"It would be great for him to be mayor at the beginning of the millennium," said state Sen. Nathaniel J. McFadden, a Baltimore Democrat and political ally. "It's time for him to move on. He's made his mark."
Larry S. Gibson, the mayor's chief political strategist, said he had not yet decided whether "Kurt Schmoke 2000" would be a new name -- or a brand new committee. Gibson said only that it would be a state political committee; if Schmoke were to run for Senate, he would have to create a federal one.
"We're not excluding any possibilities at this point," Gibson said.
However, Gibson, too, was open about the possibility of Schmoke's senatorial ambitions.
"He's made no bones about his desire ultimately to serve in the U.S. Senate," he said.
If he were to run, Schmoke would hardly be a shoo-in even for the Democratic nomination, burdened as he might be by his public stance in favor of drug decriminalization and the growing antipathy toward Baltimore in the populous Washington suburbs.
Harry R. Hughes, chairman of the Maryland Democratic Party and former governor, noted that there are at least two county executives with political ambitions: Montgomery County's Douglas M. Duncan and Baltimore County's C. A. Dutch Ruppersberger.
"They all can't be governor," Hughes said. "There are a limited number of seats. One is the U.S. Senate."
There also are a number of formidable Republican challengers. Notable among them is U.S. Rep. Robert L. Ehrlich Jr. of Baltimore County, who has talked openly about a Senate run and said yesterday, "If you're in public office and you're looking at other public offices, it's always a good idea to keep your options open."
The difficulty of a Senate race and the uncertainty over Sarbanes' plans makes most of those who know Schmoke almost certain that he will seek re-election in 1999. That would allow him to run for Senate as a sitting mayor, should Sarbanes retire.
If he does run for a fourth term, it is questionable whether City Council President Lawrence A. Bell III, who holds the second-highest office in the city and has mayoral ambitions, would challenge him.
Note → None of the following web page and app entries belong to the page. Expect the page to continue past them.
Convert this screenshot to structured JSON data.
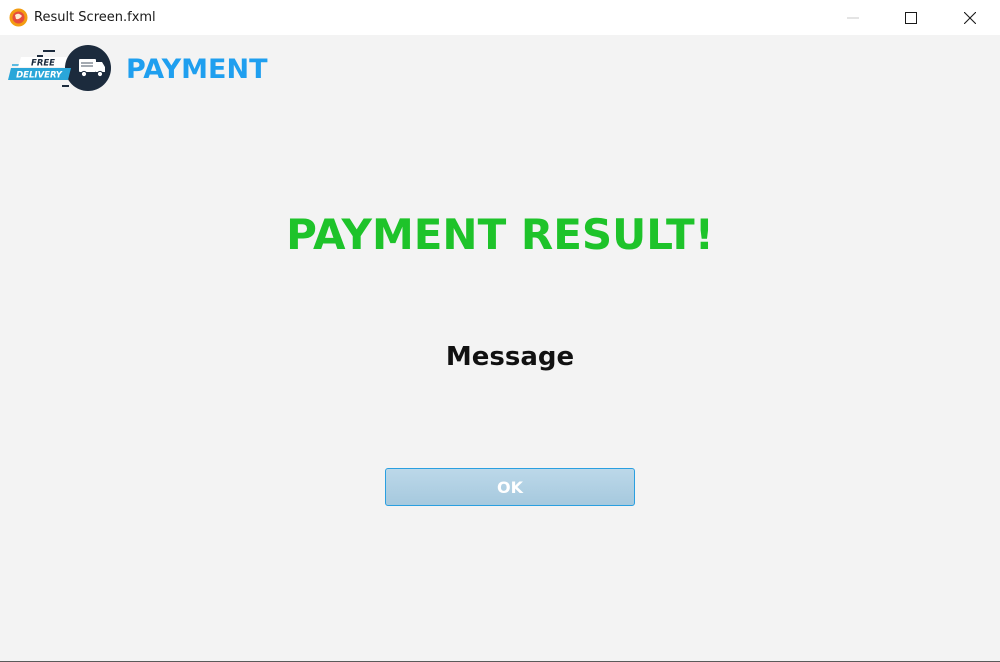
{
  "window": {
    "title": "Result Screen.fxml",
    "controls": {
      "minimize_icon": "minimize-icon",
      "maximize_icon": "maximize-icon",
      "close_icon": "close-icon"
    }
  },
  "header": {
    "logo_text_line1": "FREE",
    "logo_text_line2": "DELIVERY",
    "title": "PAYMENT"
  },
  "main": {
    "result_title": "PAYMENT RESULT!",
    "message": "Message",
    "ok_label": "OK"
  },
  "colors": {
    "header_title": "#1f9fef",
    "result_title": "#1ec32a",
    "button_border": "#2a9fe0",
    "background": "#f3f3f3"
  }
}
Instead, Bell most likely would run for a second term.
Yesterday, Bell would not be drawn into the discussion. "I just can't comment on what I'm going to do. I just don't know," he said.
Since the two men have been at odds on such key issues as crime and schools, Schmoke almost certainly would back a challenger to Bell. Who wins the council presidency in 1999 would be particularly important if Schmoke ran and won for Senate a year later, since the council president would fill a mayoral vacancy.
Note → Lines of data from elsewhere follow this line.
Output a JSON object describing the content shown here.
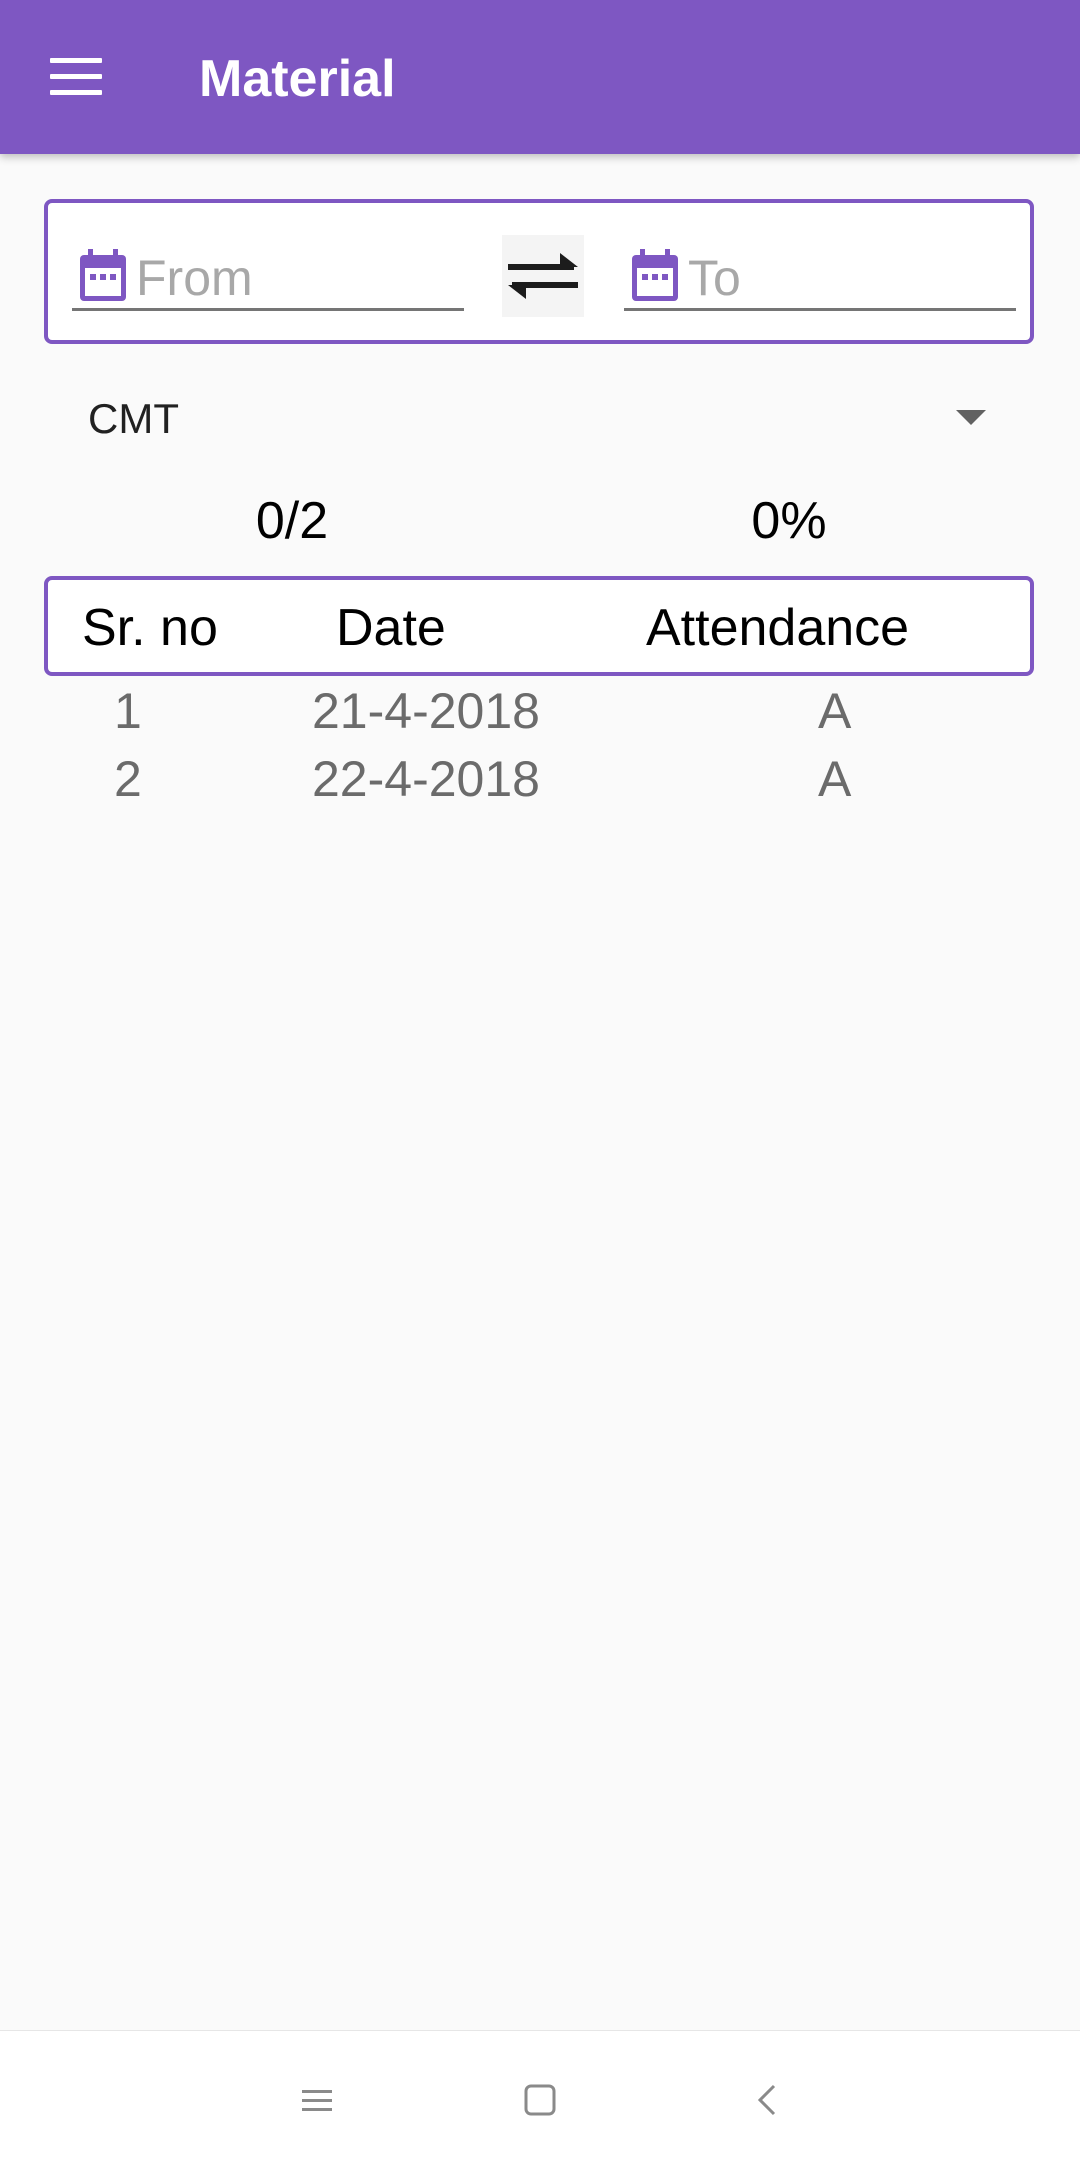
{
  "app_bar": {
    "title": "Material",
    "menu_icon": "hamburger-menu-icon",
    "color": "#7e57c2"
  },
  "date_range": {
    "from_placeholder": "From",
    "to_placeholder": "To",
    "calendar_icon": "calendar-icon",
    "swap_icon": "swap-arrows-icon"
  },
  "subject_select": {
    "selected": "CMT"
  },
  "summary": {
    "count": "0/2",
    "percent": "0%"
  },
  "table": {
    "columns": [
      "Sr. no",
      "Date",
      "Attendance"
    ],
    "rows": [
      [
        "1",
        "21-4-2018",
        "A"
      ],
      [
        "2",
        "22-4-2018",
        "A"
      ]
    ]
  },
  "system_nav": {
    "recent_icon": "recent-apps-icon",
    "home_icon": "home-icon",
    "back_icon": "back-icon"
  }
}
Among the names that have been mentioned to run as the mayor's candidate for council president are McFadden, City State's Attorney Patricia C. Jessamy and 4th District Councilwoman Sheila Dixon.
If Schmoke decided not to run, the 1999 mayoral campaign would open up in a way it hasn't since 1971, when William Donald Schaefer won a four-way race.
Daniel P. Henson III, the city's controversial housing chief and a Schmoke confidant, is considered one potential candidate.
But Henson said yesterday he fully expects the mayor to seek re-election in 1999, adding, "I'm the housing commissioner. I have the best job in the city."
Bell would be likely to run.
Another politician whose name has been mentioned as a possible mayoral candidate is Comptroller Joan M. Pratt.
A Schmoke departure "would make it wide open," Hughes said. "There's no heir apparent I could think of."
Pub Date: 4/18/97